Development of arginine based nanocarriers for targeting and treatment of intracellular Salmonella†
Arginine decorated nanocarriers exhibited intravacuolar targeting capability which was utilized to deliver antibiotics into the intracellular niche of pathogens like Salmonella and Mycobacterium. The arginine based nanocarrier system (Arg-MSN) was developed on a mesoporous silica nanoparticle (MSN) template by conjugating L-arginine to protamine and pectin coated MSN by using a layer-by-layer coating approach. The synthesized nanocarriers were characterized using microscopy, FTIR spectroscopy, and zeta potential analyses. Lower cytotoxicity and hemolysis was observed for Arg-MSN nanocarrier compared to bare MSN template.
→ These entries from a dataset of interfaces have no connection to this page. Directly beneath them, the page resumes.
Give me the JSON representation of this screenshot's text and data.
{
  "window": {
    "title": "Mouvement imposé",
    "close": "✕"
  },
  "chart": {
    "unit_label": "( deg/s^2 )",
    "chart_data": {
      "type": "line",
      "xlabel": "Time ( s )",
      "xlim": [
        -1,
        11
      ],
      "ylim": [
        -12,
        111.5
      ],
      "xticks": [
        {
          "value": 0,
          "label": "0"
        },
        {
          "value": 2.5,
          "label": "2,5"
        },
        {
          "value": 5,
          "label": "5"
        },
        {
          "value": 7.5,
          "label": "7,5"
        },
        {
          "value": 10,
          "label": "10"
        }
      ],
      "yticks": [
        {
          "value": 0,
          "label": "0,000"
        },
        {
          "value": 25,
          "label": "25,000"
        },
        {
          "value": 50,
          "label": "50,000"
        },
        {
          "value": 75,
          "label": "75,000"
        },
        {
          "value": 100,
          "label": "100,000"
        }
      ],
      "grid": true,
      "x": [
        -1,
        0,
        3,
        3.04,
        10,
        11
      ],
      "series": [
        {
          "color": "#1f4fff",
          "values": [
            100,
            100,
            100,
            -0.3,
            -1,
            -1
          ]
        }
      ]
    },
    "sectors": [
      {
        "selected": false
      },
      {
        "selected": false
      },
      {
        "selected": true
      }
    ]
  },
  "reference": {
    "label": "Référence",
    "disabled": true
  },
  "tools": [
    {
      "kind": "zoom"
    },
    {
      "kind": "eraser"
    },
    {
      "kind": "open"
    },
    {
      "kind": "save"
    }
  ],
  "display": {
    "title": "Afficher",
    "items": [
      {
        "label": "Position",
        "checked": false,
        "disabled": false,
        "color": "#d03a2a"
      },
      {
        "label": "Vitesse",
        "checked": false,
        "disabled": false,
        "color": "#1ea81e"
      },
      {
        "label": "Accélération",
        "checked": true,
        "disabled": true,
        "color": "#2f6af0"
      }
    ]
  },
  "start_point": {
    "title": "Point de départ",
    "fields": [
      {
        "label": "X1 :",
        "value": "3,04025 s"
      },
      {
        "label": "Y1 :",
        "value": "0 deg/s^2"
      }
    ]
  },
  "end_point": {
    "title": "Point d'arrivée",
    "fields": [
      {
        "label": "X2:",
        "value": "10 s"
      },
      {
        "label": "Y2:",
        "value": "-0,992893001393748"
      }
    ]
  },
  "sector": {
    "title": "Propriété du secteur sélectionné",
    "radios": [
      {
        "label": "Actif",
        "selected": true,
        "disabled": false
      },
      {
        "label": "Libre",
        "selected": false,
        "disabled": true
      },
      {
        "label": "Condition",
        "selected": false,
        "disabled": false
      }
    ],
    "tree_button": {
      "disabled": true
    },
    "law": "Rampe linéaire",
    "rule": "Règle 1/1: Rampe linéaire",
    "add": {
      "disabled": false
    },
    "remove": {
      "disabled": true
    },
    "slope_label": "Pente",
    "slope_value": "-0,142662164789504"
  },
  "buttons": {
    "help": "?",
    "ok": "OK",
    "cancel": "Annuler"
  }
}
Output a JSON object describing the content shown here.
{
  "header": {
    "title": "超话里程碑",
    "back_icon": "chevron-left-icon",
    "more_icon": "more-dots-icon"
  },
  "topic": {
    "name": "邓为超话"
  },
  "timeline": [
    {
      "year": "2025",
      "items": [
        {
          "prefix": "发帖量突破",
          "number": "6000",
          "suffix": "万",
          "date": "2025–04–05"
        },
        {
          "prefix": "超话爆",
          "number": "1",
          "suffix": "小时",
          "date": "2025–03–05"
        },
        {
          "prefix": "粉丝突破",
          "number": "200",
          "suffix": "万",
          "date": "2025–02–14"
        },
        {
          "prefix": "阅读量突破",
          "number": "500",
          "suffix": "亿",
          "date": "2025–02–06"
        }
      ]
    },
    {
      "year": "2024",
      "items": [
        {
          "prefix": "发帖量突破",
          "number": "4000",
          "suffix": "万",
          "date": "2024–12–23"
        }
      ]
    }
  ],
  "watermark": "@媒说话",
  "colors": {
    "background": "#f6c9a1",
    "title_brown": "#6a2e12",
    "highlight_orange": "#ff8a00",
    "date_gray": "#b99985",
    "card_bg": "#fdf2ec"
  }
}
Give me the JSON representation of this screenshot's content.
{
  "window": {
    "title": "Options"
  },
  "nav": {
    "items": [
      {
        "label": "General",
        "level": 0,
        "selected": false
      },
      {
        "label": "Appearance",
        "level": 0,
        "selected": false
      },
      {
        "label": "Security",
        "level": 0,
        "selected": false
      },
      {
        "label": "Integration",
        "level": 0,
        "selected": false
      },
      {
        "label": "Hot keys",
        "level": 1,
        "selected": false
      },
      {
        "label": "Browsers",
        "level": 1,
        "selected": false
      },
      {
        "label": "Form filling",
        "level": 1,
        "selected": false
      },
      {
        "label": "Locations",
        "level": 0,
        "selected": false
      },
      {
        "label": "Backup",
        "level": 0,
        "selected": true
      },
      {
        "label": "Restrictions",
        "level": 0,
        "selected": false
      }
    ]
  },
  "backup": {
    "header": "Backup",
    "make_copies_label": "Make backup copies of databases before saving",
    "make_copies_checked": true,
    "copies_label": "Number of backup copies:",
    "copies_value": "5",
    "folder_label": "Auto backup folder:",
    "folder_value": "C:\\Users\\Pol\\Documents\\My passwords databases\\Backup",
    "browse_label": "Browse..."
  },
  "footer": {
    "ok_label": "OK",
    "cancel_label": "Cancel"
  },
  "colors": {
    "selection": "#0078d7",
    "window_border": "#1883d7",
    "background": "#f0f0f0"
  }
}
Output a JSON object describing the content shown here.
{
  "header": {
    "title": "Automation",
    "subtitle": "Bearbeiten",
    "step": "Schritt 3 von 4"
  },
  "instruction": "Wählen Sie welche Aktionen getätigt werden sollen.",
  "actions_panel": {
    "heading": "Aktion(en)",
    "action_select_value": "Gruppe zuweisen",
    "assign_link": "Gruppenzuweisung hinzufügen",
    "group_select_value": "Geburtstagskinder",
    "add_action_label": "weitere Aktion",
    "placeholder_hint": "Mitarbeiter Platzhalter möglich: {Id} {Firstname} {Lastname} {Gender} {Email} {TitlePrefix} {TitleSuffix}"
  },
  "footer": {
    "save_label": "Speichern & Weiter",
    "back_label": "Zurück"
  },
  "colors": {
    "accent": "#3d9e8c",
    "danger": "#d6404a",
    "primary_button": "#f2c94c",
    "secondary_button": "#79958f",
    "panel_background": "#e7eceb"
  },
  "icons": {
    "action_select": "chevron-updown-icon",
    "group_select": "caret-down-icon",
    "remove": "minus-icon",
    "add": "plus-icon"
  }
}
Ciprofloxacin, a fluoroquinolone antibiotic was entrapped in Arg-MSN which showed gradual release of ciprofloxacin over a period of 24 h. In vitro experiments in Salmonella infected macrophages and epithelial cells exhibited two-fold higher antibacterial activity with ciprofloxacin-loaded Arg-MSN (Cip Arg-MSN) compared to free ciprofloxacin. The increased antibacterial activity of Cip Arg-MSN is believed to result from co-localization of Arg-MSN with the intravacuolar Salmonella and localized delivery of the antibiotic. We also observe an increase in reactive nitrogen species upon Arg-MSN treatment in the infected cells. In vivo bacterial burden and morbidity studies exhibited nearly ten-fold lower Salmonella burden in the infected organs such as spleen, liver and MLN (mesenteric lymph nodes). Similar survival rates were observed at a lower dosage of Cip Arg-MSN over free ciprofloxacin. The coordinated effect of improved antibiotic delivery, intracellular targeting and production of reactive nitrogen species was found to result in enhanced antibacterial activity. The developed Arg-MSN system is expected to be an attractive carrier system for delivery of antibiotics for clearing intravacuolar infections.